Is Justice League OK For Kids?

Cyborg in Justice League

The "book" on the DC movies, to date, has been that Warner Bros. and its creative partners -- be it Zack Snyder (Man of Steel) or David Ayer (Suicide Squad) -- went darker and more mature than their counterparts at Marvel Studios. DC likely would tell you that they weren't competing with Marvel. They were making their own movies. But when backlash swirled around a Superman (Henry Cavill) who snapped his enemy's neck, and a Batman (Ben Affleck) who kills people, a change was due to come.

That change started with Wonder Woman, the Patty Jenkins-led solo adventure for Diana Prince (Gal Gadot) that started to infuse hope and heroism into the superhero genre films at Warner Bros. That was the first DC movie I felt that parents could bring their kids to... heck, I encouraged it. And Justice League -- the new Frankenstein monster of ideas from both Zack Snyder and Joss Whedon -- is the second movie I'm going to say is good for kids. In fact, it's aimed at kids.

Every once in a while, I get comments on this column that poke fun. "You mean a superhero movie is acceptable for children?" But the comic book genre is versatile. Would you take your kids to the foul-mouthed Deadpool or the physically draining Logan? (I mean, you might, but it'd be a horrible parenting decision.) Just because a story focuses on comic-book characters doesn't mean it's automatically accessible for young audiences.

Justice League is. As a matter of fact, in an effort to pivot away from the brooding darkness of Batman v Superman: Dawn of Justice, Justice League is downright cartoonish, having more in common with an animated episode of Super Friends than it does the live-action DC movies of recent years. And it's not just the addition of humor -- though the movie shoe horns in joke after joke in its effort to lighten the mood.
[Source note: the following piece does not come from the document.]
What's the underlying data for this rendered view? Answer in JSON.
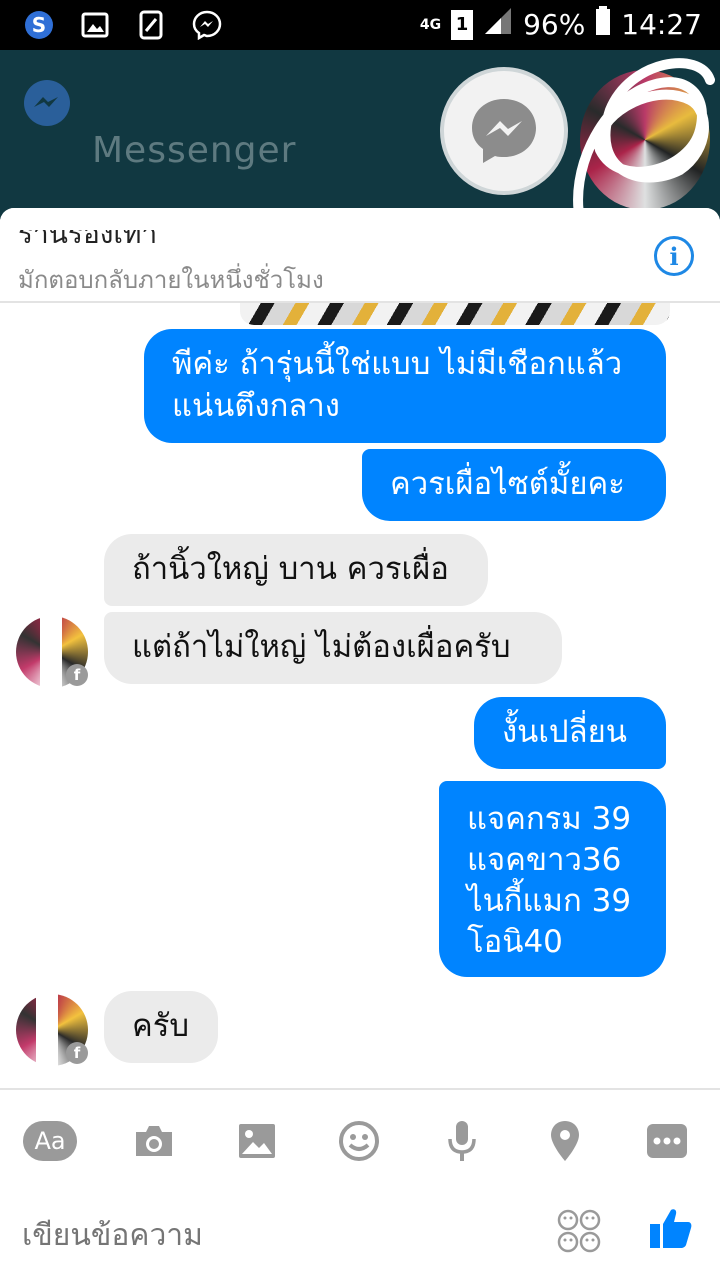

It's the style of the action, the overuse of CGI effects, and the large scale (but hollow) action set pieces that will have young audiences staring at the screen with saucer eyes, marveling at the might of DC's top heroes.

Does this make it a good movie? No. Justice League is not very good. Arguably, in its effort to appeal to a broader and happier audience, it panders to the crowd and dumbs down its approach. Thor: Ragnarok showed us (just a few weeks ago) how comedy could successfully be mined from the character traits of a traditional superhero. Justice League just peppers its patrons with punchlines. Barry Allen (Ezra Miller), the world's fastest man, is told to "Hurry up" by a man standing behind him in line. Bruce Wayne jokes about his wealth being his superpower. True fans who love the characters might roll our eyes at the corniness of the jokes -- particularly when true animated movies like The LEGO Batman Movie are doing a much better job finding the humor in these DC icons -- but kids will neither notice nor care.

Now, Justice League isn't G rated. It isn't even PG. And there are reasons. There are a few swear words -- nothing too major. There's a joke about Lois Lane (Amy Adams) being "thirsty" that's surprisingly inappropriate, but kids won't get it. The violence, as you'd imagine, is basically comic-book level, and the villain is no more terrifying than any standard CGI video game character. He's rarely intimidating. There is ONE scene where Steppenwolf's henchmen, the Parademons, threaten a little girl, and there's a mild jump scare when the creature appears in a window. But the thrills in Justice League are kept safe and comfortable for the broadest possible audience.

With that in mind, I'd say Justice League is suitable for kids 6 and up. I'm not kidding. This is an animated film in live-action form. It's a total 180 from the previous DC films. If you are an adult reading this, that knowledge might disappoint you. (It disappointed me.) But families who want to give their kids their first taste of Batman and Superman squaring off alongside Wonder Woman, the Flash and Cyborg, your movie is finally here.

As always, parents, if you have specific questions, drop them in the comments below. Or shoot me an email at I'm happy to help in any way!

Sean O'Connell
Managing Editor

Sean O’Connell is a journalist and CinemaBlend’s Managing Editor. Having been with the site since 2011, Sean interviewed myriad directors, actors and producers, and created ReelBlend, which he proudly cohosts with Jake Hamilton and Kevin McCarthy. And he's the author of RELEASE THE SNYDER CUT, the Spider-Man history book WITH GREAT POWER, and an upcoming book about Bruce Willis.